The percentage of practices using some kind of EMR or EHR system has increased to 72 percent this year, from 57 percent in 2011, and from 48 percent in 2009, the year the law creating the program took effect, according to Chun-Ju Hsiao and Esther Hing.
The percentage of practices using what the government defines as a “basic system” is now up to about 40 percent, rising from 34 percent in 2011 and from 22 percent in 2009.
Hsiao and Hing, researchers at the National Center for Health Statistics (NCHS), have included that data in an EHR paper posted by the U.S. Centers for Disease Control and Prevention (CDC).
The researchers based their paper on an NCHS mail survey of 10,302 physicians. About 67 percent of the physicians returned the survey.
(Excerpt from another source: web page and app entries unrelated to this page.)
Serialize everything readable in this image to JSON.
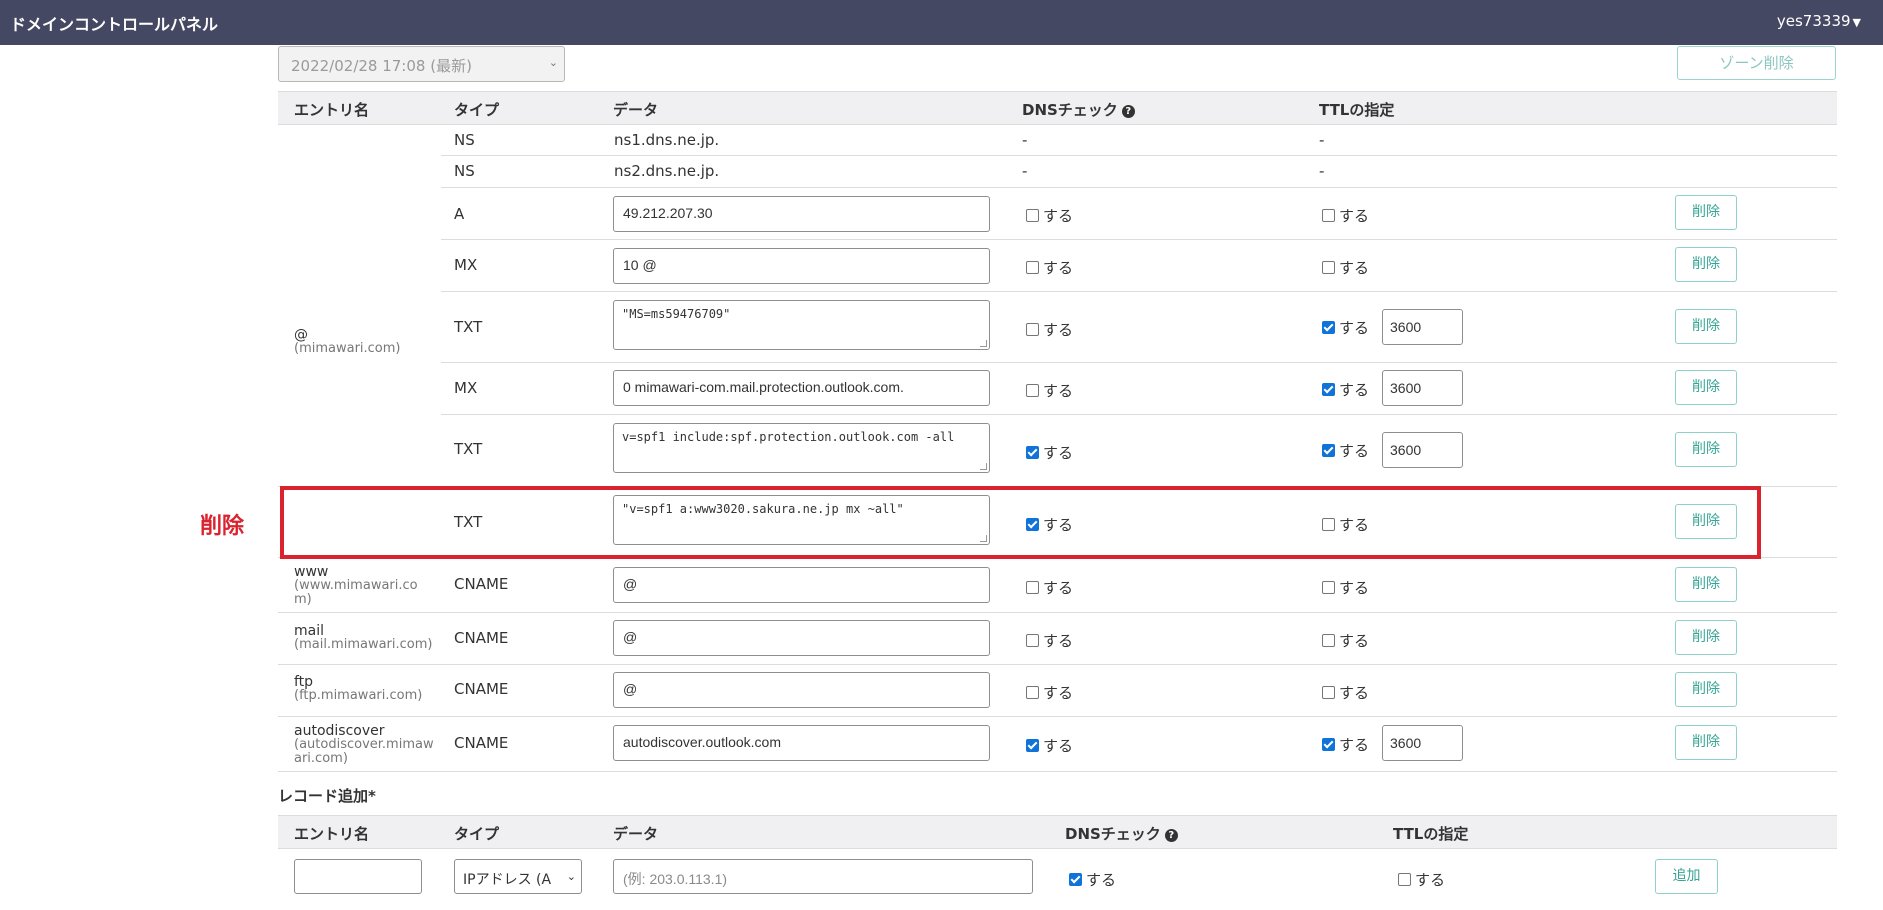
{
  "header": {
    "title": "ドメインコントロールパネル",
    "user": "yes73339"
  },
  "zone": {
    "selected_version": "2022/02/28 17:08 (最新)",
    "delete_label": "ゾーン削除"
  },
  "table_headers": {
    "entry": "エントリ名",
    "type": "タイプ",
    "data": "データ",
    "dns_check": "DNSチェック",
    "ttl": "TTLの指定"
  },
  "check_label": "する",
  "delete_label": "削除",
  "dash": "-",
  "root_entry": {
    "name": "@",
    "sub": "(mimawari.com)"
  },
  "records": [
    {
      "type": "NS",
      "data": "ns1.dns.ne.jp."
    },
    {
      "type": "NS",
      "data": "ns2.dns.ne.jp."
    },
    {
      "type": "A",
      "data": "49.212.207.30",
      "dns_check": false,
      "ttl_checked": false
    },
    {
      "type": "MX",
      "data": "10 @",
      "dns_check": false,
      "ttl_checked": false
    },
    {
      "type": "TXT",
      "data": "\"MS=ms59476709\"",
      "dns_check": false,
      "ttl_checked": true,
      "ttl": "3600"
    },
    {
      "type": "MX",
      "data": "0 mimawari-com.mail.protection.outlook.com.",
      "dns_check": false,
      "ttl_checked": true,
      "ttl": "3600"
    },
    {
      "type": "TXT",
      "data": "v=spf1 include:spf.protection.outlook.com -all",
      "dns_check": true,
      "ttl_checked": true,
      "ttl": "3600"
    },
    {
      "type": "TXT",
      "data": "\"v=spf1 a:www3020.sakura.ne.jp mx ~all\"",
      "dns_check": true,
      "ttl_checked": false
    },
    {
      "entry": "www",
      "entry_sub_1": "(www.mimawari.co",
      "entry_sub_2": "m)",
      "type": "CNAME",
      "data": "@",
      "dns_check": false,
      "ttl_checked": false
    },
    {
      "entry": "mail",
      "entry_sub_1": "(mail.mimawari.com)",
      "type": "CNAME",
      "data": "@",
      "dns_check": false,
      "ttl_checked": false
    },
    {
      "entry": "ftp",
      "entry_sub_1": "(ftp.mimawari.com)",
      "type": "CNAME",
      "data": "@",
      "dns_check": false,
      "ttl_checked": false
    },
    {
      "entry": "autodiscover",
      "entry_sub_1": "(autodiscover.mimaw",
      "entry_sub_2": "ari.com)",
      "type": "CNAME",
      "data": "autodiscover.outlook.com",
      "dns_check": true,
      "ttl_checked": true,
      "ttl": "3600"
    }
  ],
  "annotation": {
    "label": "削除",
    "color": "#d9232e"
  },
  "add_record": {
    "title": "レコード追加*",
    "type_selected": "IPアドレス (A",
    "data_placeholder": "(例: 203.0.113.1)",
    "dns_check": true,
    "ttl_checked": false,
    "add_label": "追加"
  },
  "colors": {
    "topbar": "#454862",
    "accent": "#36a595",
    "checkbox": "#0f73d8"
  }
}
In practice, regulators, researchers and others tend to use the terms EMR and EHR as synonyms.
Some health information specialists prefer to use the term EMR to refer a care provider’s own legal documentation of the care provided and EHR to refer to a collection of information that includes some data from the EMR, data from the patient, and, in some cases, data from more than one provider.
Members of Congress included funding for a formal EHR adoption incentive program in the Health Information Technology for Economic and Clinical Health (HITECH) Act provisions of the American Recovery and Reinvestment Act of 2009.
The EHR incentive program is supposed to encourage doctors and hospitals that treat Medicare and Medicaid patients to shift to EHR systems.
The program encourages providers to use EHR system by paying bonuses to providers that show they are moving toward “meaningful use” of the systems.
CMS has estimated it will pay a total of $6.6 billion in EHR use bonuses by 2016.
The NCHS researchers found that about 66 percent of all office-based practices hope to qualify for EHR incentive payments, with the percentage showing interest in the incentives ranging from 48 percent in Alaska to 82 percent in South Dakota.
But the researchers warned that fewer than 27 percent of the physicians who want to qualify for the EHR incentive payments seem to have systems that already meet the 2012 eligibility criteria.